Doust, S.J., P.D. Erskine and D. Lamb
This study investigated the effects of various sowing treatments (designed to create different microsite conditions for seed germination) and seed sizes on the early establishment and growth of directly sown rainforest tree species in a variety of experimental plots at three sites in the wet tropical region of north-east Queensland, Australia. The different sowing treatments were found to have significant effects on seedling establishment. Broadcast sowing treatments were ineffective and resulted in very poor seedling establishment and high seed wastage. Higher establishment rates occurred when seeds were buried. Seed size was found to be an important factor affecting establishment in relation to micro-site condition.

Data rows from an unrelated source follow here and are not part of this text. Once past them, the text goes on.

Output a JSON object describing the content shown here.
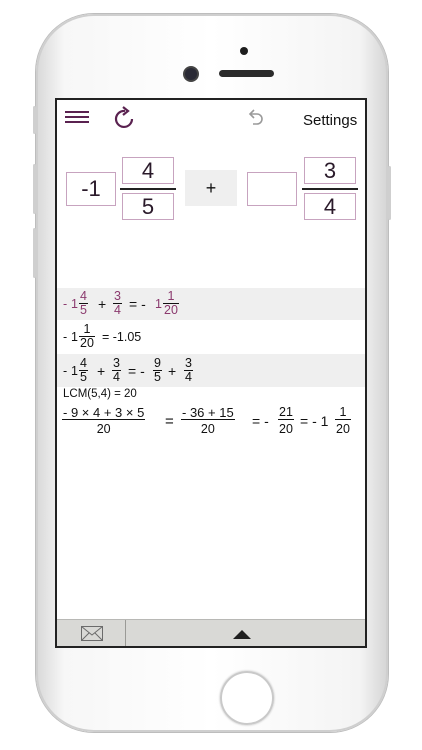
{
  "topbar": {
    "settings_label": "Settings"
  },
  "input": {
    "whole1": "-1",
    "num1": "4",
    "den1": "5",
    "operator": "+",
    "whole2": "",
    "num2": "3",
    "den2": "4"
  },
  "result": {
    "row1": {
      "minus": "-",
      "w": "1",
      "n1": "4",
      "d1": "5",
      "plus": "+",
      "n2": "3",
      "d2": "4",
      "eq": "= -",
      "rw": "1",
      "rn": "1",
      "rd": "20"
    },
    "row2": {
      "minus": "-",
      "w": "1",
      "n": "1",
      "d": "20",
      "eq": "= -1.05"
    },
    "row3": {
      "minus": "-",
      "w": "1",
      "n1": "4",
      "d1": "5",
      "plus": "+",
      "n2": "3",
      "d2": "4",
      "eq": "= -",
      "rn1": "9",
      "rd1": "5",
      "plus2": "+",
      "rn2": "3",
      "rd2": "4"
    },
    "lcm": "LCM(5,4) = 20",
    "row5": {
      "n1": "- 9 × 4 + 3 × 5",
      "d1": "20",
      "eq1": "=",
      "n2": "- 36 + 15",
      "d2": "20",
      "eq2": "= -",
      "n3": "21",
      "d3": "20",
      "eq3": "= - 1",
      "n4": "1",
      "d4": "20"
    }
  },
  "colors": {
    "accent": "#5a2250",
    "purple_text": "#8b3a6e",
    "box_border": "#c7a3bf"
  },
  "icons": {
    "menu": "menu-icon",
    "refresh": "refresh-icon",
    "undo": "undo-icon",
    "mail": "mail-icon",
    "expand": "chevron-up-icon"
  }
}
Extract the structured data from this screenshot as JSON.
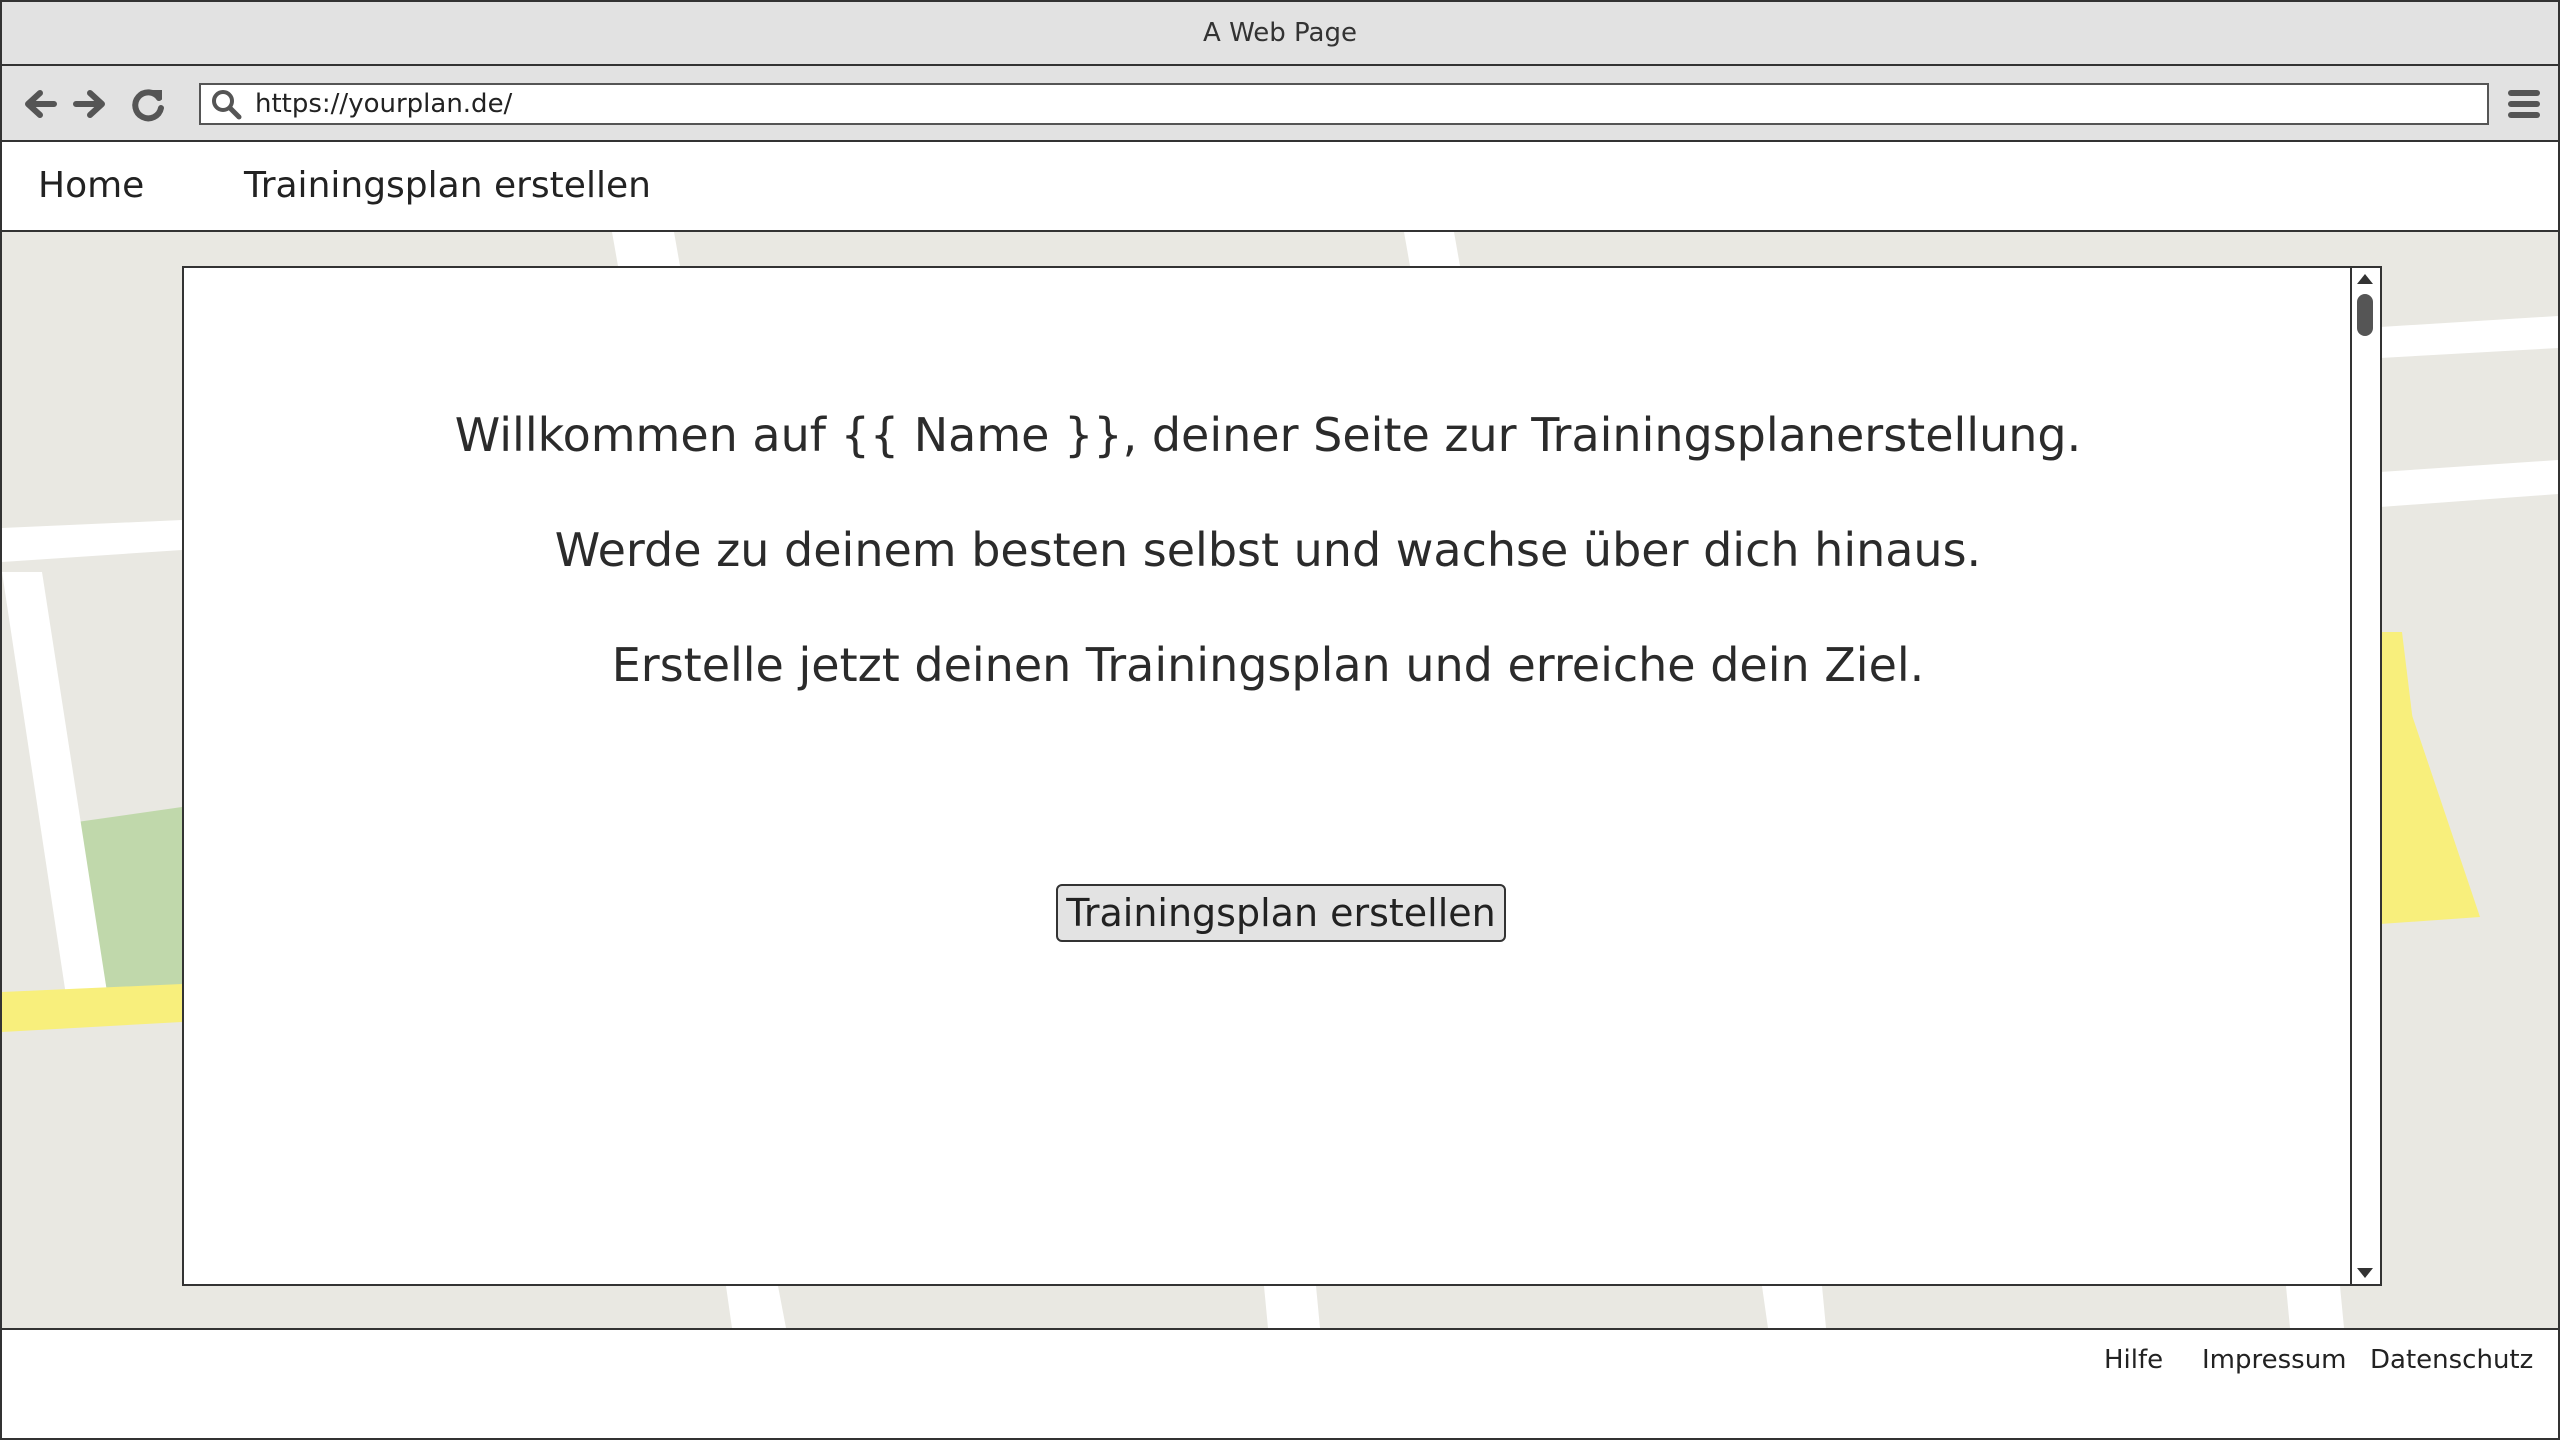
{
  "window": {
    "title": "A Web Page"
  },
  "browser": {
    "url": "https://yourplan.de/",
    "icons": [
      "back-arrow-icon",
      "forward-arrow-icon",
      "reload-icon",
      "search-icon",
      "hamburger-menu-icon"
    ]
  },
  "nav": {
    "items": [
      {
        "label": "Home"
      },
      {
        "label": "Trainingsplan erstellen"
      }
    ]
  },
  "main": {
    "lines": [
      "Willkommen auf {{ Name }}, deiner Seite zur Trainingsplanerstellung.",
      "Werde zu deinem besten selbst und wachse über dich hinaus.",
      "Erstelle jetzt deinen Trainingsplan und erreiche dein Ziel."
    ],
    "cta_label": "Trainingsplan erstellen"
  },
  "footer": {
    "links": [
      {
        "label": "Hilfe"
      },
      {
        "label": "Impressum"
      },
      {
        "label": "Datenschutz"
      }
    ]
  },
  "colors": {
    "map_background": "#e9e8e2",
    "map_road": "#ffffff",
    "map_highway": "#f8ef7c",
    "map_park": "#c0d8ab",
    "chrome": "#e2e2e2"
  }
}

Overall these results suggest that direct sowing of seed can be used as a tool to accelerate recolonisation of certain rainforest tree species on degraded tropical lands, but initial success will be dependent on the choice of sowing method and its suitability for the seed types selected. The results also indicate that the recruitment of naturally dispersed tree species at degraded sites is likely to be severely limited by the availability of suitable microsites for seed germination. Consequently the natural recovery of degraded sites via seed rain can be expected to be slow and unpredictable, particularly in areas where soil compaction has occurred.
Forest Ecology and Management